ALBUQUERQUE, N.M. (AP) — Restoring forests, using fire as a management tool and getting more buy-in from private land owners are among the strategies outlined in New Mexico's latest forest action plan. The state Forestry Division released the plan Monday. The federal government requires each state to update the plans every decade. Officials say the latest version includes steps for how New Mexico can work with the federal government and other groups as part of a shared stewardship initiative. The document also identifies areas that are priorities based on wildfire risks and their importance as sources for water.
- VIRUS OUTBREAK-NEW MEXICO
SANTE FE, N.M. (AP) — The New Mexico Department of Health is pausing administration of the single-dose Johnson & Johnson COVID-19 vaccine in response to a federal recommendation stemming from reports of potentially dangerous blood clots. Health Secretary Dr. Tracie Collins said Tuesday the state and the federal government are "acting out of an abundance of caution." Collins said state officials will share more information as they learn it. The Centers for Disease Control and Prevention and the Food and Drug Administration said the federal government was investigating clots in six women in the days after vaccination, in combination with reduced platelet counts.
- OFFICER DEATH-WIDOW LAWSUIT
ALBUQUERQUE, N.M. (AP) — The wife of a New Mexico State Police officer fatally shot in the line of duty in February has filed a tort claim notice to the state seeking damages. That's one of the first steps in filing a wrongful death lawsuit. Gabriella Jarrott alleges that her husband Darian Jarrott was told to conduct a dangerous traffic stop without backup and was not informed about details of the investigation. She said that led to his death. New Mexico State Police last Friday made public video of the Feb. 4 shooting that showed Jarrott pulling over the suspect. State Police spokesman Mark Soriano said an investigation is ongoing.

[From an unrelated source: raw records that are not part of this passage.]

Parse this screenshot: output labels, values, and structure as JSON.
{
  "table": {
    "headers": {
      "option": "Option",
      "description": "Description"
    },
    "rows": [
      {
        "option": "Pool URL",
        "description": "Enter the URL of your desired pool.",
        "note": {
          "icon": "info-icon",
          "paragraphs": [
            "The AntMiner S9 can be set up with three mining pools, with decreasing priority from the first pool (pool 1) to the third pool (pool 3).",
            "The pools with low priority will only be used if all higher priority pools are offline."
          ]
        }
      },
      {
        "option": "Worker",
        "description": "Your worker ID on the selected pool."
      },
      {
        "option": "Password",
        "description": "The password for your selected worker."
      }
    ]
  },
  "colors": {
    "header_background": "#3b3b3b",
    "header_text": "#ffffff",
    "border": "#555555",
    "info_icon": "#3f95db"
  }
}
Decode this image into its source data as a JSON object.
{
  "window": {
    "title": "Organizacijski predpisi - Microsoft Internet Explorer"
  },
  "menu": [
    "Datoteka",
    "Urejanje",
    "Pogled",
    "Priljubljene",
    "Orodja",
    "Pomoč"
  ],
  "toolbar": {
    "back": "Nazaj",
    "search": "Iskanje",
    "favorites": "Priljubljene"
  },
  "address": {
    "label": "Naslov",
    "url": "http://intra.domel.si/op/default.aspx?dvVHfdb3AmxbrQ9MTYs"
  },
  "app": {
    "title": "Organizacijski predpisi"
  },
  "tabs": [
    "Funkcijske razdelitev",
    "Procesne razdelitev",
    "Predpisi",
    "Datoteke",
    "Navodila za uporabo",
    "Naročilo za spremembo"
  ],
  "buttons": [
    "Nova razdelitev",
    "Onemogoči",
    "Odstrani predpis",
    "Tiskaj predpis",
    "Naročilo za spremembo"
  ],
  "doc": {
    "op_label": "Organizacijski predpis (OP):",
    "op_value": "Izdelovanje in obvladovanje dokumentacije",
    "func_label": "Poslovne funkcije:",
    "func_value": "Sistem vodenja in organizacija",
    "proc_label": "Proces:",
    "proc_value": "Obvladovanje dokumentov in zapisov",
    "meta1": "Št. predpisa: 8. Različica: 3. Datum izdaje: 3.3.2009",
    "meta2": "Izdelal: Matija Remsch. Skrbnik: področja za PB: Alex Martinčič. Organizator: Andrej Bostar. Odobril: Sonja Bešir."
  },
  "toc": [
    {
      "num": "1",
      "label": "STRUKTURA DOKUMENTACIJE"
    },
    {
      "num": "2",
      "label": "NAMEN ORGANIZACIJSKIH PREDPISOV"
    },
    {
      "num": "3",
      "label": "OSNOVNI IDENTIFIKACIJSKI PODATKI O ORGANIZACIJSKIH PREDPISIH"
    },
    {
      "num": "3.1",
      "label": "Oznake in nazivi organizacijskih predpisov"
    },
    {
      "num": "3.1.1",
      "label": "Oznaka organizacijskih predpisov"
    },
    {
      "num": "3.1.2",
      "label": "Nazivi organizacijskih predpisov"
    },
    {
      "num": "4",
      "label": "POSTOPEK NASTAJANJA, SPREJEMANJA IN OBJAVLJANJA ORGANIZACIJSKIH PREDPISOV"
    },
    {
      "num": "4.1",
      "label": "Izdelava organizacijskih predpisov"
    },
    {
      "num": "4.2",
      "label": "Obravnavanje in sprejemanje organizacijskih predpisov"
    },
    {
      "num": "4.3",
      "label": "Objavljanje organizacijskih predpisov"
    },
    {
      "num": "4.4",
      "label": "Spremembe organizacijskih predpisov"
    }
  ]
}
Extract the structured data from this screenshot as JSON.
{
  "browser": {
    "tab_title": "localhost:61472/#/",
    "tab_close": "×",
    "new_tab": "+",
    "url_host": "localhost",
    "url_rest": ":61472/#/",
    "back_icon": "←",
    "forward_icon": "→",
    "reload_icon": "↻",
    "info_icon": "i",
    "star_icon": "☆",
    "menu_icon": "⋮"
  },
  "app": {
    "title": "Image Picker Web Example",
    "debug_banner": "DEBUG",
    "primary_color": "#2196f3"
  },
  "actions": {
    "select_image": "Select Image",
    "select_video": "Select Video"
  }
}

- 2020 CENSUS
ORLANDO, Fla. (AP) — Sixteen states are backing Alabama's challenge to a new method the Census Bureau is using in an effort to protect the privacy of people who participated in the head count. A judge on Monday allowed the 16 states to file briefs in a support of a lawsuit brought by Alabama last month. Alabama's lawsuit seeks to stop the Census Bureau from adding intentional errors to the data. Bureau officials say the change is needed to prevent data miners from matching individuals to confidential details. The states are Alaska, Arkansas, Florida, Kentucky, Louisiana, Maine, Mississippi, Montana, Nebraska, New Mexico, Ohio, Oklahoma, South Carolina, Texas, Utah and West Virginia.
- INFRASTRUCTURE-NEW MEXICO
ALBUQUERQUE, N.M. (AP) — New Mexico has the highest percentage of residents in the U.S. Southwest without adequate broadband internet infrastructure. The Biden administration on Monday released details about each state's infrastructure needs for everything from internet access to highways, affordable housing and drinking water projects. In New Mexico, the federal government estimates that 22% of residents live in areas where there's no broadband infrastructure that provides acceptable internet speeds. Nearly 70% live in areas where there's only one such internet provider. The coronavirus pandemic highlighted broadband problems as schools turned to remote learning and other services were forced to go online only.
- NEW MEXICO TOURISM
ALBUQUERQUE, N.M. (AP) — The idea of adventure steeped in culture has fueled New Mexico's award-winning tourism campaign for more than a decade. That won't change, but state Tourism Secretary Jen Paul Schroer says it's time to refresh the brand ahead of what she said will be a "complete rebirth of New Mexico's tourism economy" as more people are vaccinated and more public health orders are relaxed. Schroer unveiled the new "New Mexico True" logo and tagline during a virtual announcement Tuesday. The goal is to reignite demand following a year in which New Mexico lost out on more than $3 billion in visitor spending.